|Security Function and Vibrant-Secure Function||Systematic way of specifying security requirements for new designs, or describing security-related aspects of existing designs – purpose, security niche, mechanism, technicality. The vibrant version combines what we want more of with what we want less of.|
A discussion of a suitable design specification for frameworks, and other issues, is under Knowledge in crime and security.
Causes and interventions
Understanding the causes of criminal events, and how to intervene in those causes to make them impossible to commit, less likely or less harmful, is at the heart of crime prevention. The traditional Crime Science perspectives (Rational Choice, Routine Activities, Geometry of Crime) have generated and guided much valuable research and practice over decades; but they are fragmentary, overlapping and ‘underlapping’. They also neglect much knowledge on the offender side, such as resources for committing crime, which is important even for the better design of situational interventions (on the ‘think perpetrator’ principle).
The coverage of causes and interventions by the Crime Frameworks is diverse.
In the 5Is Framework, causes come under the Intelligence task stream, and interventions under, well, Intervention.
The Conjunction of Criminal Opportunity is a one-stop shop – which integrates, fills in and extends the traditional Crime Science perspectives in mapping out the immediate causes of criminal events from an ecological/ psychological angle, and the generic principles of intervention focused on blocking, weakening or diverting those causes.
The Ds Framework focuses on the mechanisms by which interventions work, in terms of how they influence the offender, including deterrence but going way beyond it, in search of wider coverage and greater precision.
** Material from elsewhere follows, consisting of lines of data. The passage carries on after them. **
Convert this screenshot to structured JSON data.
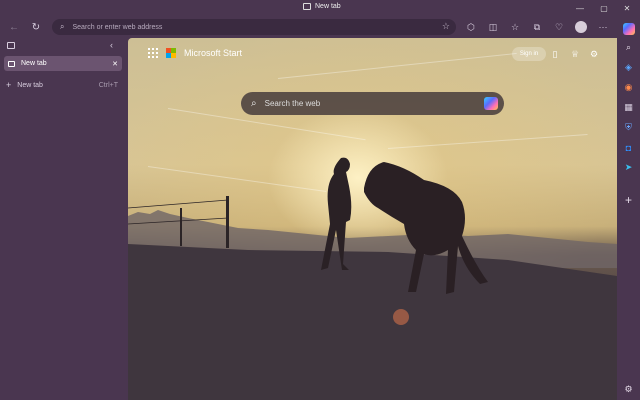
{
  "window": {
    "title": "New tab",
    "controls": [
      "minimize",
      "maximize",
      "close"
    ]
  },
  "toolbar": {
    "address_placeholder": "Search or enter web address"
  },
  "vertical_tabs": {
    "tabs": [
      {
        "label": "New tab"
      }
    ],
    "new_tab": {
      "label": "New tab",
      "shortcut": "Ctrl+T"
    }
  },
  "start_page": {
    "brand": "Microsoft Start",
    "signin_label": "Sign in",
    "search_placeholder": "Search the web"
  },
  "colors": {
    "chrome": "#4a3650",
    "address_bg": "#3a2a40",
    "active_tab": "#6b5470",
    "ms_red": "#f25022",
    "ms_green": "#7fba00",
    "ms_blue": "#00a4ef",
    "ms_yellow": "#ffb900"
  },
  "icons": {
    "titlebar": [
      "tab-icon"
    ],
    "toolbar": [
      "back-icon",
      "refresh-icon",
      "info-icon",
      "favorite-star-icon",
      "extensions-icon",
      "split-screen-icon",
      "favorites-icon",
      "collections-icon",
      "browser-essentials-icon",
      "profile-icon",
      "more-icon"
    ],
    "sidebar": [
      "copilot-icon",
      "search-icon",
      "shopping-icon",
      "games-icon",
      "office-icon",
      "security-icon",
      "outlook-icon",
      "drop-icon",
      "add-icon",
      "settings-icon"
    ]
  }
}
There is also an extension of the Ds to cover various forms of Disruption of organised crime and terrorism.
Co-Eco-Devo-Evo considers causes and interventions in terms of the interactions between the various crime roles, and with their environments that operate over different time frames – here-and-now, developmental and evolutionary.
The Security Function Framework & Vibrant-Secure Function Framework cover causes and interventions in two ways – as mechanisms by which a given security design is intended to work; and in terms of technicality, i.e. how the design is constructed and how it operates in practice.
Risk and Protective Factors
Risk and Protective Factors are correlates of the risk of offending, or of being the victim or target of crime. An example of risk factors is Clarke’s (1999) Hot Products, with risk factors listed as CRAVED. An example of protective factors identified for mobile phones by Whitehead et al. (2008) listed (with admirable effort) was IN SAFE HANDS. Risk and Protective Factors of course feature strongly in offender-oriented interventions (Farrington et al. 2012; see also the Communities that Care Program).
From a practical point of view, Risk and Protective Factors are functionally-equivalent to causes, discussed above. Both these factors, and causes, are to be reduced through crime prevention, security or community safety interventions, with the ultimate aim of reducing the risk of crime.
But because they are correlates rather than causes, there is no guarantee that influencing Risk and Protective Factors will actually reduce the risk of crime. However, the more they are both empirically and theoretically-plausible (by ensuring they connect to tested and well-articulated theoretical principles, as advocated here), the better the chances that they will succeed.